Ten years after it emerged Google had tracked Safari users browser history, the landmark case is to go before the Supreme Court
Google is to face more legal challenges it never wanted in a British courtroom over its data collection practices over a decade ago.
The case centres over whether Google allegedly misused Safari’s security settings in order to track user activity of 4.4 million iPhone users between September 2011 and February 2012.
Safari is designed to block tracking by default, but Google a decade ago apparently bypassed this feature (the so called ‘Safari Workaround’) to place cookies that gathered information on users and their habits so the search giant could deliver more targeted adverts.
Route to Supreme Court
That move was not without repercussions around the world.
For example in 2013 Google had to pay a $17 million (£12.2m) settlement to 37 US states to resolve the allegations the company violated consumer privacy by using tracking cookies.
Google then sought to move the court case to the United States, but the UK Appeal court ruled in 2015 that the lawsuit could be filed in the UK.
After that in 2017 Google was hit another lawsuit over the matter, but in October 2018 London’s High Court ruled that Google’s alleged role in the collection, collation and use of data from the browser was wrongful and a breach of duty, but claimants had not suffered “damage” as specified by Britain’s Data Protection Act.
But in October 2019 the Court of Appeals in London overturned that ruling.
Supreme court case
Richard Lloyd, the former director of consumer group Which? and the representative claimant in the mass action, was quoted as saying at the time that the Appeals court ruling “sends a very clear message to Google and other large tech companies: you are not above the law.”
And now Lloyd can bring the case against Google at the Supreme Court in London.

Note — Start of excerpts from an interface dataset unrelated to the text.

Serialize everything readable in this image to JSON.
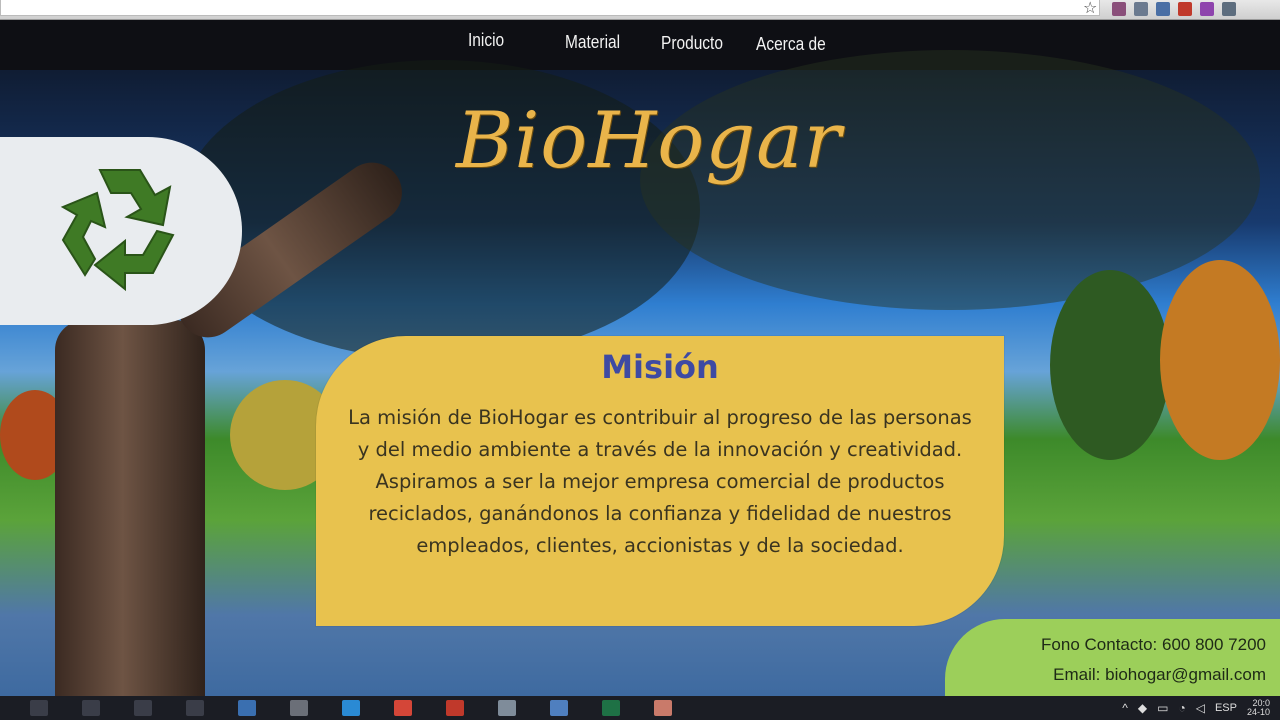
{
  "nav": {
    "items": [
      {
        "label": "Inicio"
      },
      {
        "label": "Material"
      },
      {
        "label": "Producto"
      },
      {
        "label": "Acerca de"
      }
    ]
  },
  "brand": {
    "title": "BioHogar",
    "logo_icon": "recycle-icon",
    "logo_color": "#3f7a25",
    "title_color": "#e9b44a"
  },
  "mission": {
    "title": "Misión",
    "text": "La misión de BioHogar es contribuir al progreso de las personas y del medio ambiente a través de la innovación y creatividad. Aspiramos a ser la mejor empresa comercial de productos reciclados, ganándonos la confianza y fidelidad de nuestros empleados, clientes, accionistas y de la sociedad.",
    "card_color": "#e8c24e",
    "title_color": "#3e4aa3"
  },
  "contact": {
    "phone": "Fono Contacto: 600 800 7200",
    "email": "Email: biohogar@gmail.com",
    "card_color": "#9ccf5a"
  },
  "taskbar": {
    "language": "ESP",
    "time": "20:0",
    "date": "24-10"
  }
}
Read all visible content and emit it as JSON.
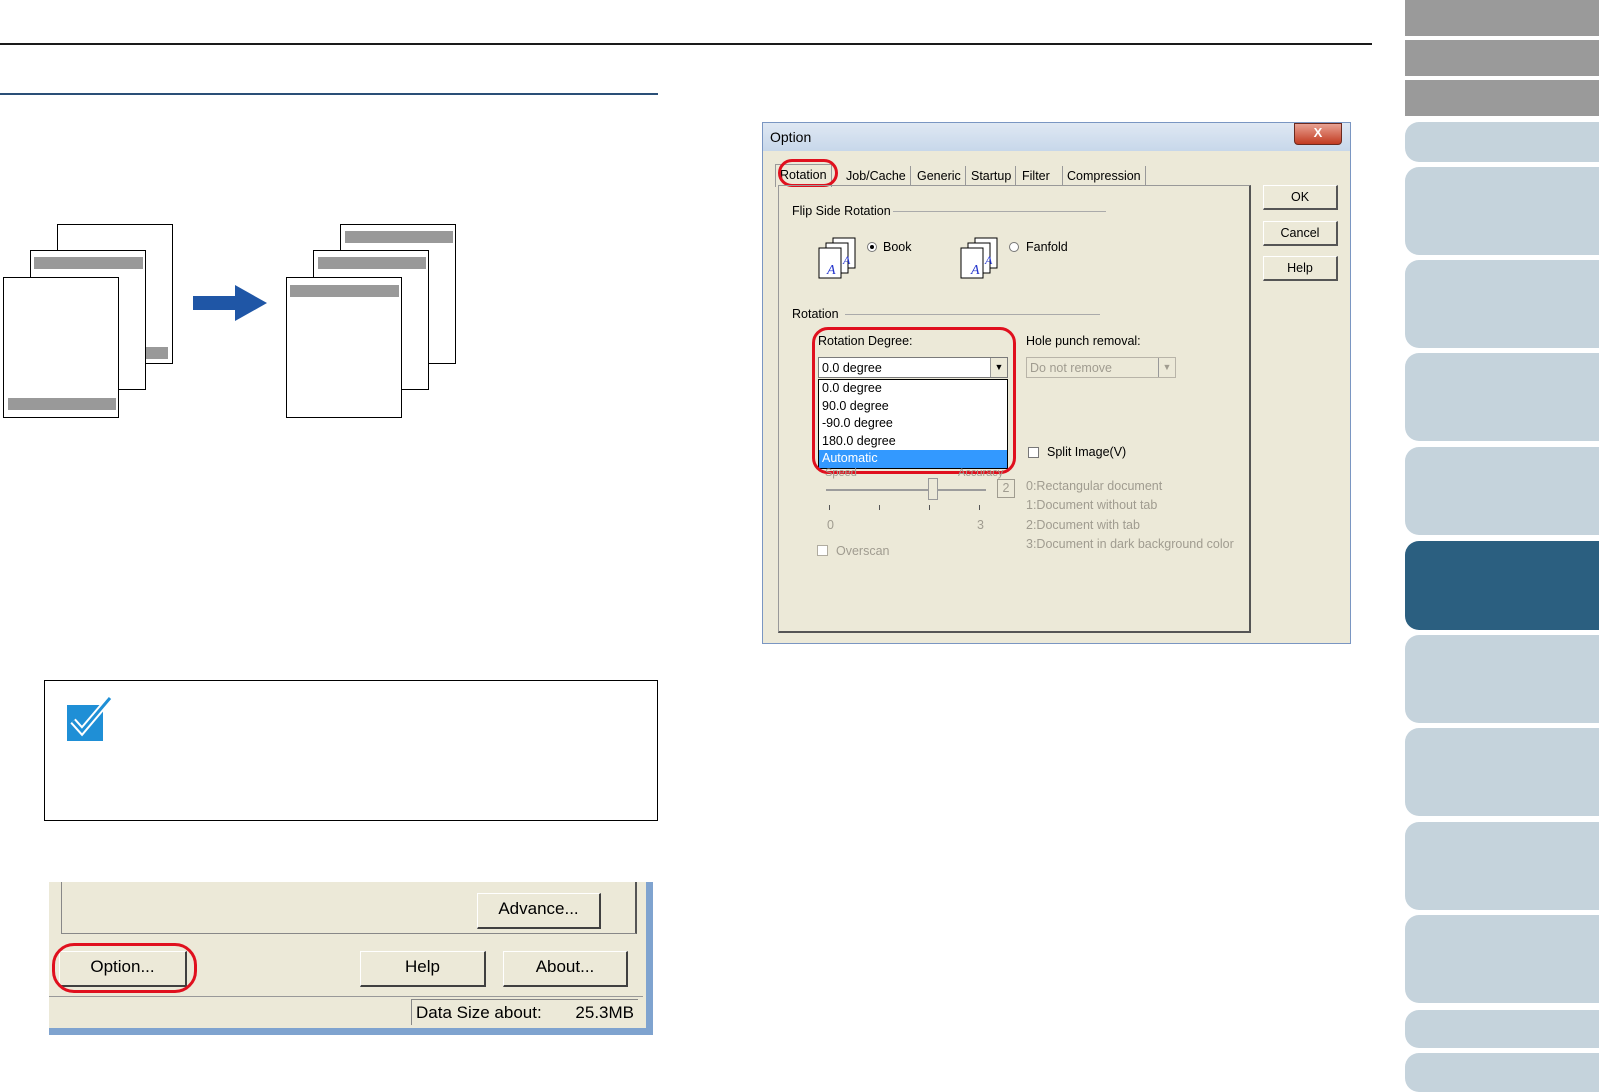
{
  "illustration": {
    "arrow": "right-arrow-icon"
  },
  "note": {
    "icon": "checkmark-icon"
  },
  "main_window": {
    "advance_label": "Advance...",
    "advance_access_key": "v",
    "option_label": "Option...",
    "option_access_key": "p",
    "help_label": "Help",
    "about_label": "About...",
    "data_size_label": "Data Size about:",
    "data_size_value": "25.3MB"
  },
  "dialog": {
    "title": "Option",
    "close_glyph": "X",
    "tabs": [
      "Rotation",
      "Job/Cache",
      "Generic",
      "Startup",
      "Filter",
      "Compression"
    ],
    "active_tab": "Rotation",
    "buttons": {
      "ok": "OK",
      "cancel": "Cancel",
      "help": "Help"
    },
    "flip_side": {
      "group_label": "Flip Side Rotation",
      "book_label": "Book",
      "fanfold_label": "Fanfold",
      "selected": "Book"
    },
    "rotation": {
      "group_label": "Rotation",
      "degree_label": "Rotation Degree:",
      "degree_value": "0.0 degree",
      "degree_options": [
        "0.0 degree",
        "90.0 degree",
        "-90.0 degree",
        "180.0 degree",
        "Automatic"
      ],
      "highlighted_option": "Automatic",
      "hole_punch_label": "Hole punch removal:",
      "hole_punch_value": "Do not remove",
      "split_image_label": "Split Image(V)",
      "speed_label": "Speed",
      "accuracy_label": "Accuracy",
      "slider_value": "2",
      "slider_min": "0",
      "slider_max": "3",
      "document_types": [
        "0:Rectangular document",
        "1:Document without tab",
        "2:Document with tab",
        "3:Document in dark background color"
      ],
      "overscan_label": "Overscan"
    },
    "highlight_color": "#e0101e"
  },
  "side_nav": {
    "active_color": "#2b5f80",
    "inactive_color": "#c5d3dc",
    "header_color": "#9a9a9a",
    "active_index": 5
  }
}
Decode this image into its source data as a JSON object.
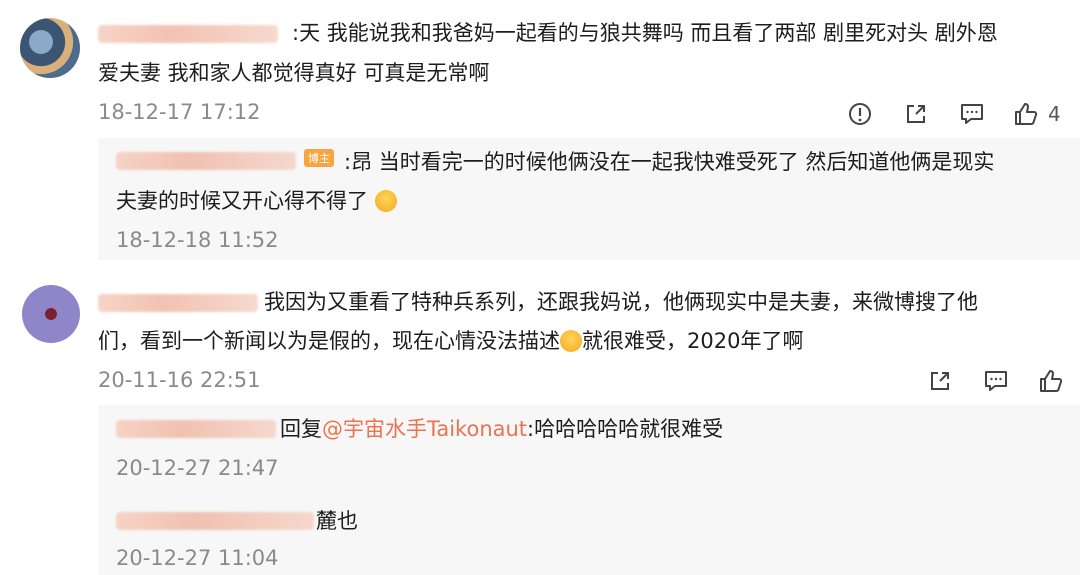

However the BBC noted that this two day hearing will not be about the actual claim itself, but whether the complainant Richard Lloyd can bring it on behalf of those affected.
If the case is allowed to go ahead, many others are likely to follow.